The percentage of enlisted women diagnosed with a mental health condition within a year after a combat injury, according to a story in Military Times reporting on a study by Judy Dye, a researcher with the Naval Health Research Center -- Factors That Contribute to Mental Health in Combat Injured Military Women.
According to Dye:
The most common were posttraumatic stress disorder (PTSD), (n = 203, 20%), depressive disorders (n = 123, 12.1%), adjustment disorders (n = 92, 9.0%), and anxiety disorders (n = 81, 8.0%). Logistic regression identified that women with minor or moderate injuries had lower odds of mental health diagnoses. Occupation categories of combat support and communications predicted fewer mental health issues.
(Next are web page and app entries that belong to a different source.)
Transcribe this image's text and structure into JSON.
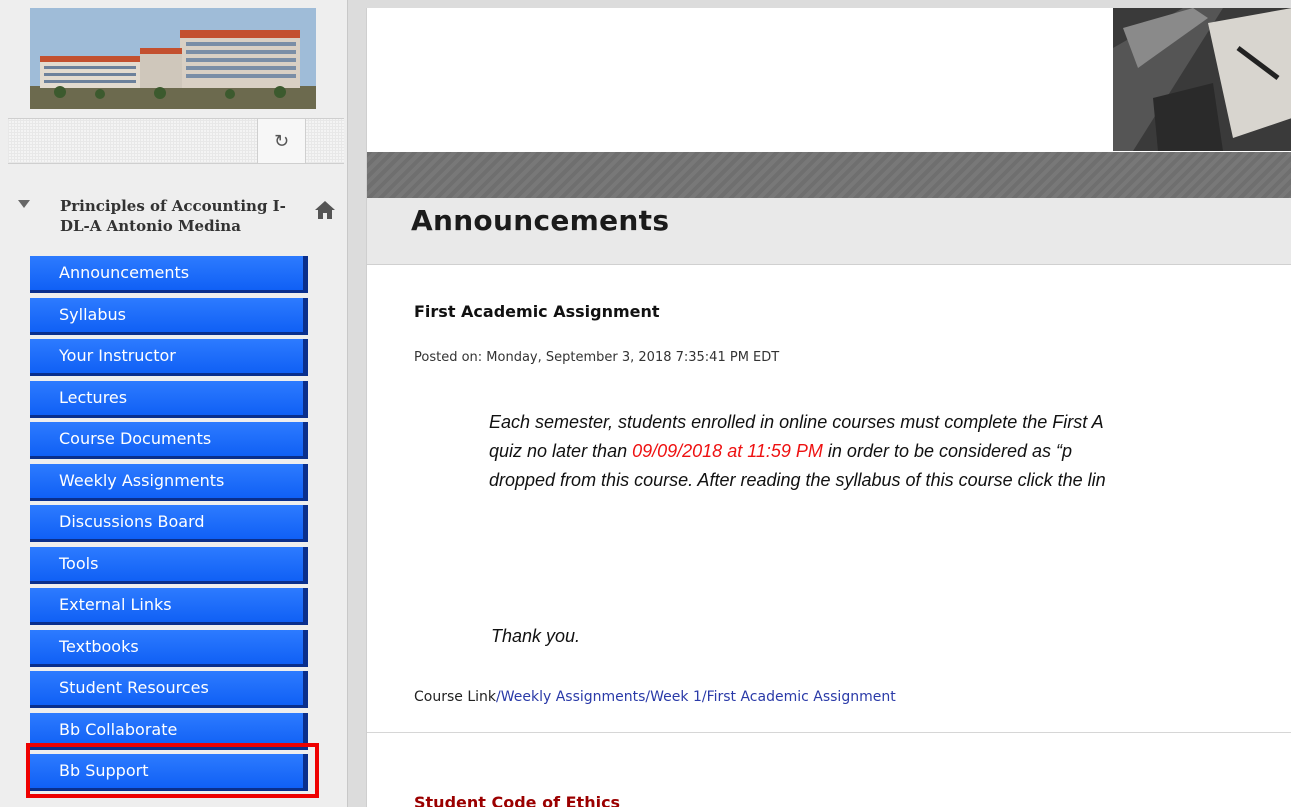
{
  "sidebar": {
    "course_title": "Principles of Accounting I-DL-A Antonio Medina",
    "items": [
      {
        "label": "Announcements"
      },
      {
        "label": "Syllabus"
      },
      {
        "label": "Your Instructor"
      },
      {
        "label": "Lectures"
      },
      {
        "label": "Course Documents"
      },
      {
        "label": "Weekly Assignments"
      },
      {
        "label": "Discussions Board"
      },
      {
        "label": "Tools"
      },
      {
        "label": "External Links"
      },
      {
        "label": "Textbooks"
      },
      {
        "label": "Student Resources"
      },
      {
        "label": "Bb Collaborate"
      },
      {
        "label": "Bb Support"
      }
    ],
    "highlighted_item": "Bb Support",
    "nav_color": "#1a6bff",
    "highlight_color": "#ee0000"
  },
  "toolbar": {
    "refresh_icon": "refresh-icon"
  },
  "main": {
    "page_title": "Announcements",
    "announcement": {
      "title": "First Academic Assignment",
      "posted": "Posted on: Monday, September 3, 2018 7:35:41 PM EDT",
      "line1": "Each semester, students enrolled in online courses must complete the First A",
      "line2_a": "quiz no later than ",
      "line2_red": "09/09/2018 at 11:59 PM",
      "line2_b": " in order to be considered as “p",
      "line3": "dropped from this course. After reading the syllabus of this course click the lin",
      "thanks": "Thank you.",
      "course_link_prefix": "Course Link",
      "course_link_path": "/Weekly Assignments/Week 1/First Academic Assignment"
    },
    "next_announcement_title": "Student Code of Ethics"
  }
}
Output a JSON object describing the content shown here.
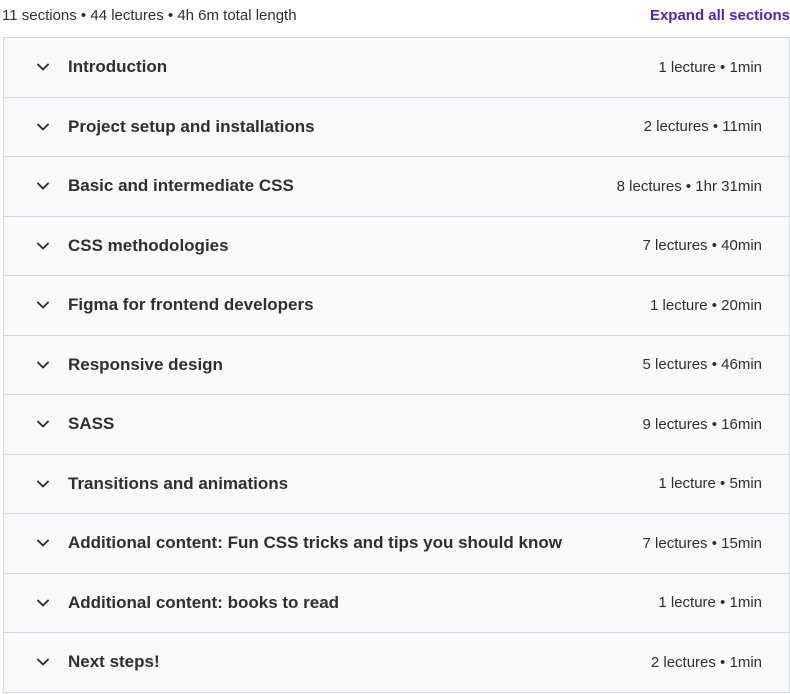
{
  "summary": {
    "text": "11 sections • 44 lectures • 4h 6m total length",
    "expand_label": "Expand all sections"
  },
  "colors": {
    "accent": "#5022c3",
    "row_bg": "#f7f9fa",
    "border": "#d1d7dc",
    "text": "#2d2f31"
  },
  "sections": [
    {
      "title": "Introduction",
      "meta": "1 lecture • 1min",
      "icon": "chevron-down-icon"
    },
    {
      "title": "Project setup and installations",
      "meta": "2 lectures • 11min",
      "icon": "chevron-down-icon"
    },
    {
      "title": "Basic and intermediate CSS",
      "meta": "8 lectures • 1hr 31min",
      "icon": "chevron-down-icon"
    },
    {
      "title": "CSS methodologies",
      "meta": "7 lectures • 40min",
      "icon": "chevron-down-icon"
    },
    {
      "title": "Figma for frontend developers",
      "meta": "1 lecture • 20min",
      "icon": "chevron-down-icon"
    },
    {
      "title": "Responsive design",
      "meta": "5 lectures • 46min",
      "icon": "chevron-down-icon"
    },
    {
      "title": "SASS",
      "meta": "9 lectures • 16min",
      "icon": "chevron-down-icon"
    },
    {
      "title": "Transitions and animations",
      "meta": "1 lecture • 5min",
      "icon": "chevron-down-icon"
    },
    {
      "title": "Additional content: Fun CSS tricks and tips you should know",
      "meta": "7 lectures • 15min",
      "icon": "chevron-down-icon"
    },
    {
      "title": "Additional content: books to read",
      "meta": "1 lecture • 1min",
      "icon": "chevron-down-icon"
    },
    {
      "title": "Next steps!",
      "meta": "2 lectures • 1min",
      "icon": "chevron-down-icon"
    }
  ]
}
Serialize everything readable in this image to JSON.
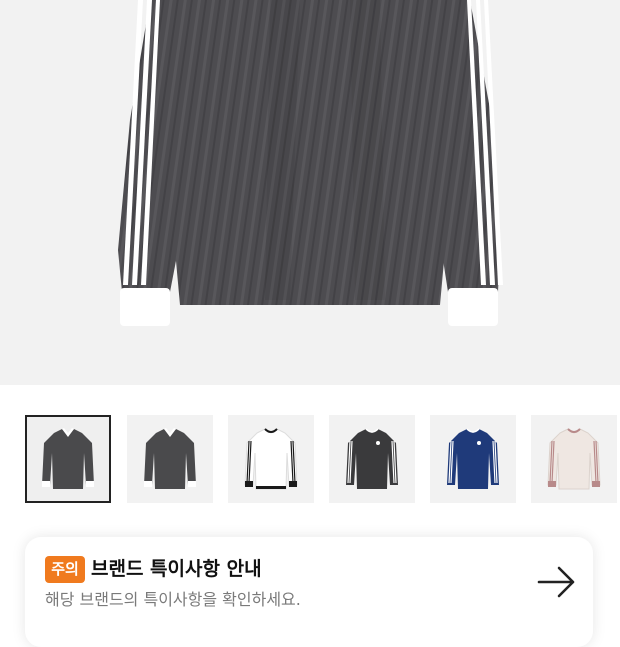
{
  "product_image": {
    "alt_icon": "shirt-image"
  },
  "thumbnails": [
    {
      "color": "#4a4a4c",
      "trim": "#ffffff",
      "collar": "v-neck",
      "selected": true
    },
    {
      "color": "#4a4a4c",
      "trim": "#ffffff",
      "collar": "v-neck",
      "selected": false
    },
    {
      "color": "#ffffff",
      "trim": "#1a1a1a",
      "collar": "crew",
      "selected": false
    },
    {
      "color": "#3a3a3c",
      "trim": "#ffffff",
      "collar": "crew",
      "selected": false
    },
    {
      "color": "#1f3a7a",
      "trim": "#ffffff",
      "collar": "crew",
      "selected": false
    },
    {
      "color": "#efe7e2",
      "trim": "#b88a8a",
      "collar": "crew",
      "selected": false
    }
  ],
  "notice": {
    "badge": "주의",
    "badge_color": "#f07a1e",
    "title": "브랜드 특이사항 안내",
    "description": "해당 브랜드의 특이사항을 확인하세요.",
    "arrow_icon": "arrow-right-icon"
  }
}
Enlisted women had increased risk of mental health issues. Linear regression showed that officers had higher QOL compared with enlisted women 0.055 (95% CI, 0.005-0.183), p<.05. Women serving in the Air Force had higher QOL postinjury 0.119 (95% CI, .055-.183), p<.000. An independent samples t-test showed that 12 women with mental health diagnoses postinjury (M = 0.46, SD = 0.12) had significantly lower QOL scores (range 0-1) compared to those without mental health diagnoses (M = 0.52, SD = 0.13), t(3.46), p <.05.